Could you report every line from the entries that includes the word "icon"?
----- Material provided
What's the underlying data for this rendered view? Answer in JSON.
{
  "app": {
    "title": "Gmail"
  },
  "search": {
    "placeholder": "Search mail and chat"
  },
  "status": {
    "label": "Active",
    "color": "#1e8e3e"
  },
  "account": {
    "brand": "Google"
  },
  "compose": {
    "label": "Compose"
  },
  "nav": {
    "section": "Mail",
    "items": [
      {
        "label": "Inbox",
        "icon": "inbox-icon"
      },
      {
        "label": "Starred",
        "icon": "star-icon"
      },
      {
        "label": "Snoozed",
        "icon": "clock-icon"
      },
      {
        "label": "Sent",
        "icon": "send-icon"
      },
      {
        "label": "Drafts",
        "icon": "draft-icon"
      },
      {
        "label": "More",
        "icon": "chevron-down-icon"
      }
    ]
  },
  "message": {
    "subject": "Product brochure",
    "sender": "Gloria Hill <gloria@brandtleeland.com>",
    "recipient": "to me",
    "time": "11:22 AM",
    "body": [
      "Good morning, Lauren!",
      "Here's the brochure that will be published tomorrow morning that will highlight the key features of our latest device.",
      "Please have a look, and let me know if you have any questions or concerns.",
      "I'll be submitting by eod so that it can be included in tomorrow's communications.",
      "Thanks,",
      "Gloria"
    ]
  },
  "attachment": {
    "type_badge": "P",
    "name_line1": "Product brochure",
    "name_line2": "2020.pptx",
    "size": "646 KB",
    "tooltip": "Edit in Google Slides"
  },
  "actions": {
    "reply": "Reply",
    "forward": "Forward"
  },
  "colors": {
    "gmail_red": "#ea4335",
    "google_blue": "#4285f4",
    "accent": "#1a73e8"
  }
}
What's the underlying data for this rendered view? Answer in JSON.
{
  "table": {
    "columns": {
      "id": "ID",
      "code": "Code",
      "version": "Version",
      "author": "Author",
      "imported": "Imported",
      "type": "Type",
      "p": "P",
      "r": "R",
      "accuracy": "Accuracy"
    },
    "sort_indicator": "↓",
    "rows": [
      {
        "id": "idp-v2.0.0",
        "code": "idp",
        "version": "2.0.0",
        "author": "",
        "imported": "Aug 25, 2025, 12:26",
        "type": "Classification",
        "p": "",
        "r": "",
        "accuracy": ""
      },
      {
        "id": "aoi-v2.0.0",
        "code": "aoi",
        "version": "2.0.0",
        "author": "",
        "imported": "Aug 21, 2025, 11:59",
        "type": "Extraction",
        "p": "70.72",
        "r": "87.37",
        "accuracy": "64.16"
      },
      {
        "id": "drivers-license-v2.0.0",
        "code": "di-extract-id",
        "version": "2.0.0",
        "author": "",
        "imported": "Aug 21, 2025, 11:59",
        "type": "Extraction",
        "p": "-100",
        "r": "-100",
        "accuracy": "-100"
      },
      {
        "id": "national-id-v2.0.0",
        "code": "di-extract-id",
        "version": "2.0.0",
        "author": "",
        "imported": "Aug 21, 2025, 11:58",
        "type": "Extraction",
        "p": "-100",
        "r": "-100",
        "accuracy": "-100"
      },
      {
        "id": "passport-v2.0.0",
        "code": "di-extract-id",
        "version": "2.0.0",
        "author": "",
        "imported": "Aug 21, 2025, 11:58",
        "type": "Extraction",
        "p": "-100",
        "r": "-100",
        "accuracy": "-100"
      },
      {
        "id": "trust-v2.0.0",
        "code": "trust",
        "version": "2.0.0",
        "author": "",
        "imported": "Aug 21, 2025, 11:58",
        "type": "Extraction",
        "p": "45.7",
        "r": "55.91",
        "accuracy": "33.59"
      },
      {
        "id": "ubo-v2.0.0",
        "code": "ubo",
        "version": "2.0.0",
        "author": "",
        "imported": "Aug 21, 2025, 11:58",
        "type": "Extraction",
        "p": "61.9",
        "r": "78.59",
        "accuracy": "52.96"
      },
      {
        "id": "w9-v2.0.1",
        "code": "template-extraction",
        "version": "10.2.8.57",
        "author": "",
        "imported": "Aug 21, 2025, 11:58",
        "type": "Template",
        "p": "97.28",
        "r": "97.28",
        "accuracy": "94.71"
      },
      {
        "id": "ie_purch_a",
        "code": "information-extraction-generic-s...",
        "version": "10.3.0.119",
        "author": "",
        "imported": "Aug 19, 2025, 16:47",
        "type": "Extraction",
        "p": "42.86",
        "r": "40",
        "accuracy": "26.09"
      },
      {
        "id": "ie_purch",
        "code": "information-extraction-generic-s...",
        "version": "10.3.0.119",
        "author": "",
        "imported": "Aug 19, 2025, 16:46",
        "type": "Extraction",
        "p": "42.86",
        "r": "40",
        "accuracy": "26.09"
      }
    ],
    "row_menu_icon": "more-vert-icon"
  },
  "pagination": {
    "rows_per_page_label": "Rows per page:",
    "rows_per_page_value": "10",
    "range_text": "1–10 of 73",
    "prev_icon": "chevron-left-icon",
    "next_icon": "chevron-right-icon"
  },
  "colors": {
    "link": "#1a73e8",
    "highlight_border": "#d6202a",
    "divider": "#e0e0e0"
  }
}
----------
Exercise output:
        "icon": "inbox-icon"
        "icon": "star-icon"
        "icon": "clock-icon"
        "icon": "send-icon"
        "icon": "draft-icon"
        "icon": "chevron-down-icon"
    "row_menu_icon": "more-vert-icon"
    "prev_icon": "chevron-left-icon",
    "next_icon": "chevron-right-icon"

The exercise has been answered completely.